Ludovico Cardinal Ludovisi (October 22 or 27, 1595 – November 18, 1632) was an Italian cardinal and statesman of the Roman Catholic Church. He was a connoisseur who formed a famous collection of antiquities, housed at the Villa Ludovisi, Rome.
Following in the footsteps of his uncle Alessandro Ludovisi, he was trained at the Jesuit Collegio Germanico of Rome, and went on to the University of Bologna, where he received his doctorate in canon law, February 25, 1615. When Alessandro Ludovisi was acclaimed pope February 9, 1621, taking the name Gregory XV, Ludovico was made cardinal within three days, though he was only 25. The following month he was made archbishop of Bologna though he remained in Rome. His uncle had great faith in his judgment and energy, and in need of a strong and able assistant in governing the Papal States. On the same day, Orazio, a brother of the pope, was put at the head of the pontifical army. Gregory XV was not disappointed in his nephew. As the Catholic Encyclopedia avers, "Ludovico, it is true, advanced the interests of his family in every possible way, but he also used his brilliant talents and his great influence for the welfare of the Church, and was sincerely devoted to the pope." (Catholic Encyclopedia).

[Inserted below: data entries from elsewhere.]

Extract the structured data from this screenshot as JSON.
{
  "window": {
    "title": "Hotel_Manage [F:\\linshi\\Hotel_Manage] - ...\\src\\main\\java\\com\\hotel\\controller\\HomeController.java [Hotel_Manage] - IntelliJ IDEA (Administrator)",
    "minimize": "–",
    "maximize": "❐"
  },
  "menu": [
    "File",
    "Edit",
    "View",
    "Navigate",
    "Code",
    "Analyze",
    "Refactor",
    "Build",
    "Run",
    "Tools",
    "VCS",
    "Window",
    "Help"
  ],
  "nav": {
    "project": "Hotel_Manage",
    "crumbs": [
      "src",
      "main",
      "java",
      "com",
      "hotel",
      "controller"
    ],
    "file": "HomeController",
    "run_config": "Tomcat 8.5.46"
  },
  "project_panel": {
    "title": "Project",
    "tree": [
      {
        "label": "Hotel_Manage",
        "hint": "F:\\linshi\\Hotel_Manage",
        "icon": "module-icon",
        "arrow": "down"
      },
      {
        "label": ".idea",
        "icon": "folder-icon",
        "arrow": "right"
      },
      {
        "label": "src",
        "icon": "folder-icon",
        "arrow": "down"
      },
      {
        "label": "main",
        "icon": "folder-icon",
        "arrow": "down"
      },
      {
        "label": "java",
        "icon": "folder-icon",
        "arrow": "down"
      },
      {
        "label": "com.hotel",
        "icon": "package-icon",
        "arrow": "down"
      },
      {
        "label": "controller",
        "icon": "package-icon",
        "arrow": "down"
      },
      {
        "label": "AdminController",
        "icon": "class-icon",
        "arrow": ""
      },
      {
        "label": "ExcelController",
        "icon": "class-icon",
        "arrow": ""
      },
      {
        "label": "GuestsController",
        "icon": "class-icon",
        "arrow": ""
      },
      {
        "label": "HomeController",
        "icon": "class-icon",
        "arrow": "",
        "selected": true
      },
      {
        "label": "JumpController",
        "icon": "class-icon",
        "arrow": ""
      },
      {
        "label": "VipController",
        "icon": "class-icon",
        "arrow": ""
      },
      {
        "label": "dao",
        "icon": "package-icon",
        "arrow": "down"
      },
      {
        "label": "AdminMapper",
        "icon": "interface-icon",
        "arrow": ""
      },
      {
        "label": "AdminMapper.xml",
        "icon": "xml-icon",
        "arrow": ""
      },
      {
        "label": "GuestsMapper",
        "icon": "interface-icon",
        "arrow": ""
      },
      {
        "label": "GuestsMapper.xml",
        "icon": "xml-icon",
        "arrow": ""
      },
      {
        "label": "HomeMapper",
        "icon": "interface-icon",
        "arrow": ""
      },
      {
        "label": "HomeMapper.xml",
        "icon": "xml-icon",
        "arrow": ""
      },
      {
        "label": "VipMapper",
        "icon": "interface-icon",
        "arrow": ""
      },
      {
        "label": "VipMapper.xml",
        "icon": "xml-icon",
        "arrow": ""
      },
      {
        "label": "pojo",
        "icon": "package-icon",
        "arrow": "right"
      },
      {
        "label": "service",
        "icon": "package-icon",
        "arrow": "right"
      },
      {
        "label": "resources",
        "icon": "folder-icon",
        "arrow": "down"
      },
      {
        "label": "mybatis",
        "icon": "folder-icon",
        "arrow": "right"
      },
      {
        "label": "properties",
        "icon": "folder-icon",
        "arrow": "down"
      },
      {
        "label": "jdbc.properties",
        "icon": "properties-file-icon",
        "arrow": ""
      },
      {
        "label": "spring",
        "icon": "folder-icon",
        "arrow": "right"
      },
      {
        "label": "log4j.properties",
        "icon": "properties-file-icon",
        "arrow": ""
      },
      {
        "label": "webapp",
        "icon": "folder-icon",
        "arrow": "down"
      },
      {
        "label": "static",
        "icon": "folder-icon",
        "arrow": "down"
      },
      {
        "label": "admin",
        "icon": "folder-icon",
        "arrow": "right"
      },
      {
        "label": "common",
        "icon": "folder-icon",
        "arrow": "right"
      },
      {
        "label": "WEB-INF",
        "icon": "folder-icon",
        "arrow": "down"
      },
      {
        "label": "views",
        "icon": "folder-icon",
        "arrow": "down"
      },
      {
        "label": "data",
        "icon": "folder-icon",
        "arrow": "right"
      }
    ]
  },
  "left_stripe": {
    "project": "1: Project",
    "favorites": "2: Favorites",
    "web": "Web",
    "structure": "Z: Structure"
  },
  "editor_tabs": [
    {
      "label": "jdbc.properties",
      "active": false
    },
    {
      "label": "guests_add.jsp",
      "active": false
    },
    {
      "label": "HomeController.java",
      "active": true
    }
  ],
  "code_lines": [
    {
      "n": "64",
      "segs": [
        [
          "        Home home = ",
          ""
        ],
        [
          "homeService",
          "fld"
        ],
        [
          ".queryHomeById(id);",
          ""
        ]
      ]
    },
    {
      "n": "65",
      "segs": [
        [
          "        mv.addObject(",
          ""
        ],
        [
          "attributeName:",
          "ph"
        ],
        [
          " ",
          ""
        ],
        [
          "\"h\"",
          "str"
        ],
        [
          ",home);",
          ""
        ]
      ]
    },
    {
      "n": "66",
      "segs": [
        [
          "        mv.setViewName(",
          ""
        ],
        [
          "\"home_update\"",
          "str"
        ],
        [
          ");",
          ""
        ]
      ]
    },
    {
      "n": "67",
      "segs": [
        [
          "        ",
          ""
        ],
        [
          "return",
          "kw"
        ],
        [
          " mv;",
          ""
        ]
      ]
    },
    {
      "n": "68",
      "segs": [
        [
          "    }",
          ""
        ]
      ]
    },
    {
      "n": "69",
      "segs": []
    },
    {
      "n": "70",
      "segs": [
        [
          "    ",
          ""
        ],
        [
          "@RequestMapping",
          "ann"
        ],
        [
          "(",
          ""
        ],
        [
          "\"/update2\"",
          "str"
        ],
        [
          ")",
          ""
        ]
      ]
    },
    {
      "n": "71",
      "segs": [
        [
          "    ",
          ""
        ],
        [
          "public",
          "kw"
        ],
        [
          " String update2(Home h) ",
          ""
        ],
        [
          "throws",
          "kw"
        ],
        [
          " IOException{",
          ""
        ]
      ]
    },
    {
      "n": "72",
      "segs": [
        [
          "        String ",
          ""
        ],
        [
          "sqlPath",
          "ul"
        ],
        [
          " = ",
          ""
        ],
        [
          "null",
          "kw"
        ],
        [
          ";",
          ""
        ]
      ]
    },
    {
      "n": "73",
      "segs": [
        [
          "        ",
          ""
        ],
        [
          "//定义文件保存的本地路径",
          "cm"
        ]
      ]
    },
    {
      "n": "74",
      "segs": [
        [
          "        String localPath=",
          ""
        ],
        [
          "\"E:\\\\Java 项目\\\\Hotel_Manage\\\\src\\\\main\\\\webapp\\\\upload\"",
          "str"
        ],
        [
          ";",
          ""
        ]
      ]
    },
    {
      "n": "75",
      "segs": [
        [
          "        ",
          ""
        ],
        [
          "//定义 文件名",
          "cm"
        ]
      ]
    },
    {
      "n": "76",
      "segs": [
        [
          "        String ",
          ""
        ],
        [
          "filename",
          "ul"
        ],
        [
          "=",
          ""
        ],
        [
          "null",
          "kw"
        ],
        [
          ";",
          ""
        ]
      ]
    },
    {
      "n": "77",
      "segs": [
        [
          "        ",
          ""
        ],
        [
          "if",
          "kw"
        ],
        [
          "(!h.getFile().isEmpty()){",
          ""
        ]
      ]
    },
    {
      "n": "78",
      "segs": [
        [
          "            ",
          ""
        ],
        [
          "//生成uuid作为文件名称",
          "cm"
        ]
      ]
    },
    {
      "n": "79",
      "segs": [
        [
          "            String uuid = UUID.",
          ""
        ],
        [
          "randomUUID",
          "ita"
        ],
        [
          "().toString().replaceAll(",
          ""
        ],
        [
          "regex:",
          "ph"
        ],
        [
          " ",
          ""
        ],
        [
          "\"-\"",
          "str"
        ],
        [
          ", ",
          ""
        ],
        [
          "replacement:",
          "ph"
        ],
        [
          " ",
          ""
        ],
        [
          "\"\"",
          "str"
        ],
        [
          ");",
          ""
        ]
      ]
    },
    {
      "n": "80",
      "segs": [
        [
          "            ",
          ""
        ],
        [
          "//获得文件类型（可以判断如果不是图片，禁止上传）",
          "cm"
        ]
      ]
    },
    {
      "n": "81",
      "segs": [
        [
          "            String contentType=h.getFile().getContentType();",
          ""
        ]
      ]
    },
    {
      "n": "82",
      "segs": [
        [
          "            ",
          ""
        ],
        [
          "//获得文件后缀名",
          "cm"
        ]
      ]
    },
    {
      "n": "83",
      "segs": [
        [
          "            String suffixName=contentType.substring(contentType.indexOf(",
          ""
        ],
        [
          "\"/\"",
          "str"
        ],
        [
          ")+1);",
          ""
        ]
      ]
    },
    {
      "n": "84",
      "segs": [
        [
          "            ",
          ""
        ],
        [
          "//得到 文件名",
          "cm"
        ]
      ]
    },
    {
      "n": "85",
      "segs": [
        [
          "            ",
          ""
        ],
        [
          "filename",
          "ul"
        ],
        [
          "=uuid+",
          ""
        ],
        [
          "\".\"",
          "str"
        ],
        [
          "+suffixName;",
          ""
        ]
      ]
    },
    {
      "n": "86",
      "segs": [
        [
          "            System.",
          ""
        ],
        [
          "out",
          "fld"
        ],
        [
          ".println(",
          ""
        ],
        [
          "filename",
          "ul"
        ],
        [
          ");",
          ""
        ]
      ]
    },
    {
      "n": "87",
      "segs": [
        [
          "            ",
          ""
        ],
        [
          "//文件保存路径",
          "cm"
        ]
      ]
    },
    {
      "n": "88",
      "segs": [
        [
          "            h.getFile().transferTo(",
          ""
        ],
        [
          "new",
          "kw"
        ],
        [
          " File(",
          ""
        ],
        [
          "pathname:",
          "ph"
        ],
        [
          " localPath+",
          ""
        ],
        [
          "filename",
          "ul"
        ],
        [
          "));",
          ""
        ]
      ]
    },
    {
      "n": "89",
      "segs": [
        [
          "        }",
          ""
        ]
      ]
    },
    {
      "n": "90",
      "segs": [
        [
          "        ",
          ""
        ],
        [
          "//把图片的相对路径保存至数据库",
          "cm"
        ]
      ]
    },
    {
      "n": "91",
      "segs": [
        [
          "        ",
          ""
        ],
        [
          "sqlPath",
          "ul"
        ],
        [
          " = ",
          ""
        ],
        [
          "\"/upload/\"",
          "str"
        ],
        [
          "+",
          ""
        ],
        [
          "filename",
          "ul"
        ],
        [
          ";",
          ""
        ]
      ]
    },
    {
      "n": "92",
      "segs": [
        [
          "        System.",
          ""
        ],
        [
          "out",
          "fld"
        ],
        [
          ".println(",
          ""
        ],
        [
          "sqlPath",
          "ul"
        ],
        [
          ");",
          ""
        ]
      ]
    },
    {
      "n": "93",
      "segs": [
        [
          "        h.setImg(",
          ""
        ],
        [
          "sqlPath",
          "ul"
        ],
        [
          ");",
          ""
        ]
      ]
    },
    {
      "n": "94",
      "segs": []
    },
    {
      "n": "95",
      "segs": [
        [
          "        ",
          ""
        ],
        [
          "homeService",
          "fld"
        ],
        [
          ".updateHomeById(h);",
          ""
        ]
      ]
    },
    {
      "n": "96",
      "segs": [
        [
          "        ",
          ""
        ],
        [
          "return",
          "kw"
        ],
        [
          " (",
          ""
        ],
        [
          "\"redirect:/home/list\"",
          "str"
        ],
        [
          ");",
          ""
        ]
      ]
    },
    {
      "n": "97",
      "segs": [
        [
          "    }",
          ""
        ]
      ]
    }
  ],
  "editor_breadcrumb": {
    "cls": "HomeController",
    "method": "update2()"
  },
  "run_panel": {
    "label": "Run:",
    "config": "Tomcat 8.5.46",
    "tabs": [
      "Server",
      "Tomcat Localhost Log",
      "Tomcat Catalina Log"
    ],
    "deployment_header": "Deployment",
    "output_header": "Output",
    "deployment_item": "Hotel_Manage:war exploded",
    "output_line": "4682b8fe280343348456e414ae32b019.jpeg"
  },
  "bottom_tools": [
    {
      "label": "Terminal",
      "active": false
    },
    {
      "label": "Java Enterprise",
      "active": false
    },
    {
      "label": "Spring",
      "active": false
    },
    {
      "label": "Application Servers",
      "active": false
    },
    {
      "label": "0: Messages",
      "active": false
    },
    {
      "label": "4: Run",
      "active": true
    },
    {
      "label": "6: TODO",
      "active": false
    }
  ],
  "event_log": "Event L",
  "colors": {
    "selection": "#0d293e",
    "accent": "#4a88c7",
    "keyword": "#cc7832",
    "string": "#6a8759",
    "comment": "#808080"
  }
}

He was sent as legate in Fermo in 1621 and in Avignon, 1621-1623. He served briefly as Camerlengo of the Holy Roman Church (April 19, 1621 to June 7, 1623). He was also prefect of the Prefect of the S.C. of Propaganda Fide from 1622 to 1632 and Vice-Chancellor of the Holy Roman Church (1623 until 1632). He died in Bologna in 1632.
Cardinal Ludovisi is remembered as a connoisseur and patron of arts. He paid for the construction of the Jesuit Chiesa di Sant'Ignazio and Palazzo Ludovisi (now Palazzo Montecitorio), where Bernini was his architect. He rapidly assembled a holding of vineyards and small plots to create the Villa Ludovisi a vast complex of gardens and buildings assembled from private owners and the Carmelite brothers of Santa Maria in Traspontina. The Ludovisi Ares, a spectacular discovery of 1622, found its way quickly to the collection, soon enlarged with purchases from Cardinal Altemp's collection, all housed at the splendid Villa Ludovisi, which he surrounded with gardens on the Monte Pincio near Porta Pinciana, in the so-called "Gardens of Sallust" on the site where Julius Caesar and his heir, Augustus, had had their villas. The sculpture was lightly restored by the young Gian Lorenzo Bernini and joined the Dying Gaul in the Cardinal's gallery. He employed Alessandro Algardi to restore other finds, some of which were unearthed in the grounds of the Villa itself. Guercino painted frescoes at the villa, and Cardinal Ludovisi's house poet was Alessandro Tassoni.
At the casino of the Villa, Cardinal Ludovisi employed Carlo Maderno to rebuild a simple house further up the hill. In a small ground-floor gallery of the casino, Guercino frescoed a ceiling with his Chariot of Aurora, 1621-1623. It remains one of the most famous painted decors of Rome.
His cousin, Cardinal Niccolò Albergati-Ludovisi, was made cardinal in 1645.
By the end of the 19th century, Villa Ludovisi, considered among the most beautiful villas of Rome, was destroyed and its beautiful gardens were divided into lots and sold by its last owner, the Prince of Piombino. The Via Veneto was driven through its grounds, part of which are occupied by the American Embassy, and the rione Ludovisi took shape, borrowing its name from the Cardinal and his Villa.